Meet Brevicaudosaurus jiyangshanensis, a new genus and species of two-foot-long, nothosauroid marine reptile that sported cool vampire-like fangs and was equipped with its own private flotation device that would have helped its bigger relatives in their daily buoyancy issues
Paleontologists at the Chinese Academy of Scientists in Beijing and Canadian Museum of Nature in Ottawa have discovered two practically complete skeletons of this small water-bound lizard that roamed the oceans of what is now modern China.
Existing 240 million years ago during the Middle Triassic, Brevicaudosaurus was a plump creature that utilized its squat, flat tail for balance and floated leisurely near the bottom of shallow waters, snagging dinner with its imposing set of sharp dagger-like teeth.

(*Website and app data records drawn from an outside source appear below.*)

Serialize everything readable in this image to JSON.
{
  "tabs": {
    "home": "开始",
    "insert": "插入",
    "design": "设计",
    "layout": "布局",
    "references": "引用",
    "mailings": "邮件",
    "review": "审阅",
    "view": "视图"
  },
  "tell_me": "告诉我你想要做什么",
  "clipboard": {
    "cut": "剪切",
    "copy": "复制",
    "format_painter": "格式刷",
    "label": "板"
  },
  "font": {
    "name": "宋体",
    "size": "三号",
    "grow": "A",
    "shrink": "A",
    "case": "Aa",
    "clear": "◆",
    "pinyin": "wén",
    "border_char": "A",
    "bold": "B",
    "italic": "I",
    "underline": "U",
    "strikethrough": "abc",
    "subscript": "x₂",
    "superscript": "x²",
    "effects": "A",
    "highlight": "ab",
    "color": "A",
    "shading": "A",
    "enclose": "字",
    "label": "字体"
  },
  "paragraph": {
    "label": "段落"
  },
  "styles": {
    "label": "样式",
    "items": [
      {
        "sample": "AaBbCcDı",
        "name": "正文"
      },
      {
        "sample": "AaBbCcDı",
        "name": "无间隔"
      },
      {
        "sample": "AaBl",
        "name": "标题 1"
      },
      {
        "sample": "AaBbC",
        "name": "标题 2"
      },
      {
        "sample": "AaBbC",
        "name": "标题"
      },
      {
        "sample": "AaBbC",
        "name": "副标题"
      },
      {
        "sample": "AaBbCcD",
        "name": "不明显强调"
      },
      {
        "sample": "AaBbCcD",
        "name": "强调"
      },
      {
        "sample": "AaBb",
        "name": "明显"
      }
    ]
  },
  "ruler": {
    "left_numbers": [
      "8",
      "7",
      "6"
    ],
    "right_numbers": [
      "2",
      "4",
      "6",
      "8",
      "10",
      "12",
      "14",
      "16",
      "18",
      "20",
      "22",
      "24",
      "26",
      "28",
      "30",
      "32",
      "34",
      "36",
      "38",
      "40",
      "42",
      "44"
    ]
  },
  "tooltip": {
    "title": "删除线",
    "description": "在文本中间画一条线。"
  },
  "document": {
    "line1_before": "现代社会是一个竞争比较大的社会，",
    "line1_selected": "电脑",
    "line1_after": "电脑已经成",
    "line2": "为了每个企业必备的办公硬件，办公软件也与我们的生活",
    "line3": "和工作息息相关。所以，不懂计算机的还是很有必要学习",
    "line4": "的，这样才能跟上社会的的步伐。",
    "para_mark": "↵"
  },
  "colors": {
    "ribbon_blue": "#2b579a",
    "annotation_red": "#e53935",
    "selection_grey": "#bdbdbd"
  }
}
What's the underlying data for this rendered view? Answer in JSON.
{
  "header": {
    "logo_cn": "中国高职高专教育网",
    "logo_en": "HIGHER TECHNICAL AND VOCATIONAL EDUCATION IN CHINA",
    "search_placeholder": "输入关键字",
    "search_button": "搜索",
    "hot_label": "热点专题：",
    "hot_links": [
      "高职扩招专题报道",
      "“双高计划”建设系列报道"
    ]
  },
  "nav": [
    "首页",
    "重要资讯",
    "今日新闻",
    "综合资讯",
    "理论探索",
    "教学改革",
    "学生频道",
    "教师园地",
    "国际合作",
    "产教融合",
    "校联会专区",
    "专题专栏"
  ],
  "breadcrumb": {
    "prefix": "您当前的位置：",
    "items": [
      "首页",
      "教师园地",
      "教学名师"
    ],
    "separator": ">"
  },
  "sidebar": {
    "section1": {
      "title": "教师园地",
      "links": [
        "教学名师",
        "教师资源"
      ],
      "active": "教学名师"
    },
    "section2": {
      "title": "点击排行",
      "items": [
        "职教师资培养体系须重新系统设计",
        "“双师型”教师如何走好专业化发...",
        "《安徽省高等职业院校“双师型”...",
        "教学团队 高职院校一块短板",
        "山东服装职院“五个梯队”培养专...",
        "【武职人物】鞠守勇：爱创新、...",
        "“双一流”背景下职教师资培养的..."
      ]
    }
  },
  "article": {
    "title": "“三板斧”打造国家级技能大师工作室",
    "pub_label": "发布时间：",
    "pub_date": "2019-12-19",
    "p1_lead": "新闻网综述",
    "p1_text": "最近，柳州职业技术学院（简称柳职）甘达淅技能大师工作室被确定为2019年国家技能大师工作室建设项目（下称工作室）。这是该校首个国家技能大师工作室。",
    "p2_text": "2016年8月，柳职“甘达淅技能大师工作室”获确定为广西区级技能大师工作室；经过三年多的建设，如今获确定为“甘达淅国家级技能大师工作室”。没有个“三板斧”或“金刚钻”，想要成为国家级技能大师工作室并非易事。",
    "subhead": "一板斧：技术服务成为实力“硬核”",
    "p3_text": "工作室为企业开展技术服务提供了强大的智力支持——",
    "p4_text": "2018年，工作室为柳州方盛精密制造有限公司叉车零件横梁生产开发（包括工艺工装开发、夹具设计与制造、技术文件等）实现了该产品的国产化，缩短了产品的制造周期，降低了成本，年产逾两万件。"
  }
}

Details of the discovery were published last week in the Journal of Vertebrate Paleontology.
The rare specimens were unearthed from thin layers of limestone rock in two quarries in southwest China's Fuyuan County, and were investigated by Dr. Qing-Hua Shang from the Institute of Vertebrate Paleontology and Paleoanthropology at the Chinese Academy of Sciences and his Canadian colleagues.
“Our analysis of two well-preserved skeletons reveals a reptile with a broad, pachyostotic body (denser boned) and a very short, flattened tail,” they concluded in the paper. “A long tail can be used to flick through the water, generating thrust, but the new species was probably better suited to hanging out near the bottom in shallow sea, using its short, flattened tail for balance, like an underwater float, allowing it to preserve energy while searching for prey.”
Paleontologists revealed another evolutionary factor that would aid Brevicaudosaurus in its below-the-surface scavenging activity, in the form of thick, long stapes, which are bar-shaped bones located in the middle ear. These attributes were employed for sound transmission, and could have vastly improved the reptile's sense of underwater hearing.
Dense bones, called pachyostosis, likely allowed it to be neutrally buoyant in shallow waters. Assisted by the flat tail, this would have helped Brevicaudosaurus to float silently underwater, expending minor energy while still staying horizontal. This neutral buoyancy might have even let the toothy predator stroll along the seabed to track down slow-moving meals.
Its highly dense ribs also indicate that the fearsome-looking reptile had a large lung capacity for prolonged survival dives, but would still need to surface for energizing gulps of oxygen inhaled through snout-mounted nostrils.
"Perhaps this small, slow-swimming marine reptile had to be vigilant for large predators as it floated in the shallows, as well as being a predator itself," said co-author Xiao-Chun Wu, a paleobiologist at the Canadian Museum of Nature.